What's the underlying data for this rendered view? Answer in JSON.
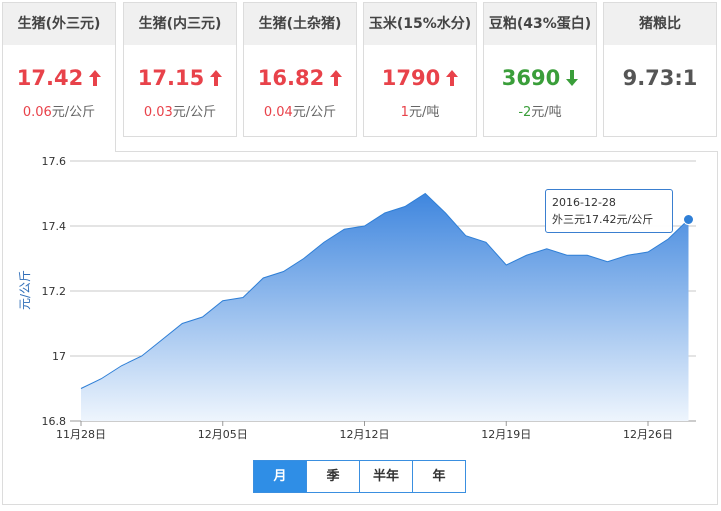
{
  "cards": [
    {
      "title": "生猪(外三元)",
      "price": "17.42",
      "direction": "up",
      "change_value": "0.06",
      "unit": "元/公斤",
      "active": true
    },
    {
      "title": "生猪(内三元)",
      "price": "17.15",
      "direction": "up",
      "change_value": "0.03",
      "unit": "元/公斤",
      "active": false
    },
    {
      "title": "生猪(土杂猪)",
      "price": "16.82",
      "direction": "up",
      "change_value": "0.04",
      "unit": "元/公斤",
      "active": false
    },
    {
      "title": "玉米(15%水分)",
      "price": "1790",
      "direction": "up",
      "change_value": "1",
      "unit": "元/吨",
      "active": false
    },
    {
      "title": "豆粕(43%蛋白)",
      "price": "3690",
      "direction": "down",
      "change_value": "-2",
      "unit": "元/吨",
      "active": false
    },
    {
      "title": "猪粮比",
      "price": "9.73:1",
      "direction": "none",
      "change_value": "",
      "unit": "",
      "active": false
    }
  ],
  "range_buttons": [
    {
      "label": "月",
      "active": true
    },
    {
      "label": "季",
      "active": false
    },
    {
      "label": "半年",
      "active": false
    },
    {
      "label": "年",
      "active": false
    }
  ],
  "tooltip": {
    "date": "2016-12-28",
    "text": "外三元17.42元/公斤"
  },
  "colors": {
    "up": "#e8424a",
    "down": "#3a9e3a",
    "accent": "#2f8ee6",
    "area_top": "#3f86de",
    "area_bottom": "#eef5fd"
  },
  "chart_data": {
    "type": "area",
    "ylabel": "元/公斤",
    "xlabel": "",
    "ylim": [
      16.8,
      17.6
    ],
    "yticks": [
      16.8,
      17,
      17.2,
      17.4,
      17.6
    ],
    "ytick_labels": [
      "16.8",
      "17",
      "17.2",
      "17.4",
      "17.6"
    ],
    "grid": true,
    "xticks": [
      {
        "date": "2016-11-28",
        "label": "11月28日"
      },
      {
        "date": "2016-12-05",
        "label": "12月05日"
      },
      {
        "date": "2016-12-12",
        "label": "12月12日"
      },
      {
        "date": "2016-12-19",
        "label": "12月19日"
      },
      {
        "date": "2016-12-26",
        "label": "12月26日"
      }
    ],
    "series": [
      {
        "x": [
          "2016-11-28",
          "2016-11-29",
          "2016-11-30",
          "2016-12-01",
          "2016-12-02",
          "2016-12-03",
          "2016-12-04",
          "2016-12-05",
          "2016-12-06",
          "2016-12-07",
          "2016-12-08",
          "2016-12-09",
          "2016-12-10",
          "2016-12-11",
          "2016-12-12",
          "2016-12-13",
          "2016-12-14",
          "2016-12-15",
          "2016-12-16",
          "2016-12-17",
          "2016-12-18",
          "2016-12-19",
          "2016-12-20",
          "2016-12-21",
          "2016-12-22",
          "2016-12-23",
          "2016-12-24",
          "2016-12-25",
          "2016-12-26",
          "2016-12-27",
          "2016-12-28"
        ],
        "values": [
          16.9,
          16.93,
          16.97,
          17.0,
          17.05,
          17.1,
          17.12,
          17.17,
          17.18,
          17.24,
          17.26,
          17.3,
          17.35,
          17.39,
          17.4,
          17.44,
          17.46,
          17.5,
          17.44,
          17.37,
          17.35,
          17.28,
          17.31,
          17.33,
          17.31,
          17.31,
          17.29,
          17.31,
          17.32,
          17.36,
          17.42
        ]
      }
    ]
  }
}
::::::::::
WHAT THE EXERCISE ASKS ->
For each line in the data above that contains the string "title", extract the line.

SOLUTION TO THIS TASK ->
      "title": "生猪(外三元)",
      "title": "生猪(内三元)",
      "title": "生猪(土杂猪)",
      "title": "玉米(15%水分)",
      "title": "豆粕(43%蛋白)",
      "title": "猪粮比",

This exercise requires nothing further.